**What to work on:**
Reading the listing below, count the lines that contain the word "true" and give that count alone.

[[ Data excerpts, beginning ]]

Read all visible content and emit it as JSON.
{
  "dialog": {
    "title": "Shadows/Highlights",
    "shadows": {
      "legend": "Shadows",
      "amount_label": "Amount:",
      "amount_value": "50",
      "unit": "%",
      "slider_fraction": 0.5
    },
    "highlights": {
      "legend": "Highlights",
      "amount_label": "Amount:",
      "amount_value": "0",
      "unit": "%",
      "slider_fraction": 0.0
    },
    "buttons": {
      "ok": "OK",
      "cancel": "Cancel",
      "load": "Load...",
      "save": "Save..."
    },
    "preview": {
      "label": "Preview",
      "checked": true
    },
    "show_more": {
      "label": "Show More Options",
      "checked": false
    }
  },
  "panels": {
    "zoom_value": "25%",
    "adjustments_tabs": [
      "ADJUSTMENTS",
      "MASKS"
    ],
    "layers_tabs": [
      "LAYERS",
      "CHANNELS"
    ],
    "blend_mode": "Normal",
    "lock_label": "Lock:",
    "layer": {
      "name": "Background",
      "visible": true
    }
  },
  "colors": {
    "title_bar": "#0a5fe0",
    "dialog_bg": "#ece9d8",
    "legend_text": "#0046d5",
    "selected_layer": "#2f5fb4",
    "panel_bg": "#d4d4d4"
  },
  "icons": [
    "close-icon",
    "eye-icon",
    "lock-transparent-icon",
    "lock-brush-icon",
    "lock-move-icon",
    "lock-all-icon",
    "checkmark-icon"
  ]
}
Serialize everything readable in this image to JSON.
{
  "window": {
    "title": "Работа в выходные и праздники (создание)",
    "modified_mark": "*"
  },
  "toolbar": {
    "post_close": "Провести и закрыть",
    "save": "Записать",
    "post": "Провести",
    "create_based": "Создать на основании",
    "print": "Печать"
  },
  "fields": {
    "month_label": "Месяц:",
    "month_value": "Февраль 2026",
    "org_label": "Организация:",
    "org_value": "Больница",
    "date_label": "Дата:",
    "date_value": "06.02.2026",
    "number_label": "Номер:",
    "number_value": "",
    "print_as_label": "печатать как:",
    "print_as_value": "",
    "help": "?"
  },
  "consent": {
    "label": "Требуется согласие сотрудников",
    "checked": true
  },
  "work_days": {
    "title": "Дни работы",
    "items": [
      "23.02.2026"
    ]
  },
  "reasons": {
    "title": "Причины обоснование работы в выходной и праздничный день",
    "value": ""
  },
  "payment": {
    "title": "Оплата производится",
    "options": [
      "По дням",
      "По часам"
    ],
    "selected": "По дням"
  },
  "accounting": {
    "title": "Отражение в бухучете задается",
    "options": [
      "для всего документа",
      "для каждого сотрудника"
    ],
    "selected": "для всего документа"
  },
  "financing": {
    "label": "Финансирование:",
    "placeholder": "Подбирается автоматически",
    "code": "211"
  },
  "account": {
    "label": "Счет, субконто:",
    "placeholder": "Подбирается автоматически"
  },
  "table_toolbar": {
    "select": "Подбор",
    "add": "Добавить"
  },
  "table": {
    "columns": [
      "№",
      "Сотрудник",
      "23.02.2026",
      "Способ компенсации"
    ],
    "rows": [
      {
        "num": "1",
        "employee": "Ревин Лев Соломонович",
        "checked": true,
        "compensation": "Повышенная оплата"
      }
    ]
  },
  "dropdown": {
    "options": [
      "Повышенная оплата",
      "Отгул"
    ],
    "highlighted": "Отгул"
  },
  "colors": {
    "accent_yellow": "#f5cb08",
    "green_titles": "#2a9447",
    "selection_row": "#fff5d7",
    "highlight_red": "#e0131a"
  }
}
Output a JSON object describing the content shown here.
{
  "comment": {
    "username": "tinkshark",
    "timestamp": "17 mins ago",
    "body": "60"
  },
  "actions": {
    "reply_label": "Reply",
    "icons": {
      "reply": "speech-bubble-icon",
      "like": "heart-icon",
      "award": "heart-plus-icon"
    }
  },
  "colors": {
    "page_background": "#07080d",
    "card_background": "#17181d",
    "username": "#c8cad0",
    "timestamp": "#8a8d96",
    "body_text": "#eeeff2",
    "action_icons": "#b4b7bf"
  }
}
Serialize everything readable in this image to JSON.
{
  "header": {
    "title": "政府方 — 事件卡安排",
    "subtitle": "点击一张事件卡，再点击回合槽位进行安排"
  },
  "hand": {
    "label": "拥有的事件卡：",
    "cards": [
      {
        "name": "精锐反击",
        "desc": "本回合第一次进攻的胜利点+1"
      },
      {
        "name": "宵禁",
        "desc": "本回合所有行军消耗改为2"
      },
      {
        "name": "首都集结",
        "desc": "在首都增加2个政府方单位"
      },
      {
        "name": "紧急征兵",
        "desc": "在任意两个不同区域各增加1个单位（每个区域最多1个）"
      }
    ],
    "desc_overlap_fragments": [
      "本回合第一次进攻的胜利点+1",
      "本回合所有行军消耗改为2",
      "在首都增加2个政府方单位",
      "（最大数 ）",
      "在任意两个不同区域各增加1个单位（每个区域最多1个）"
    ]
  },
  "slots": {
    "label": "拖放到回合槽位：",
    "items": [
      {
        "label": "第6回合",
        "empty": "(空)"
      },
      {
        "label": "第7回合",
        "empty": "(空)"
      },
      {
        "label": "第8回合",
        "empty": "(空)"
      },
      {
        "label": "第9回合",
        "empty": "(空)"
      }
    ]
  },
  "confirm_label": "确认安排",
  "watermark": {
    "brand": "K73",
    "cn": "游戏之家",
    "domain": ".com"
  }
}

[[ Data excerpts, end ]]

**Output below:**
4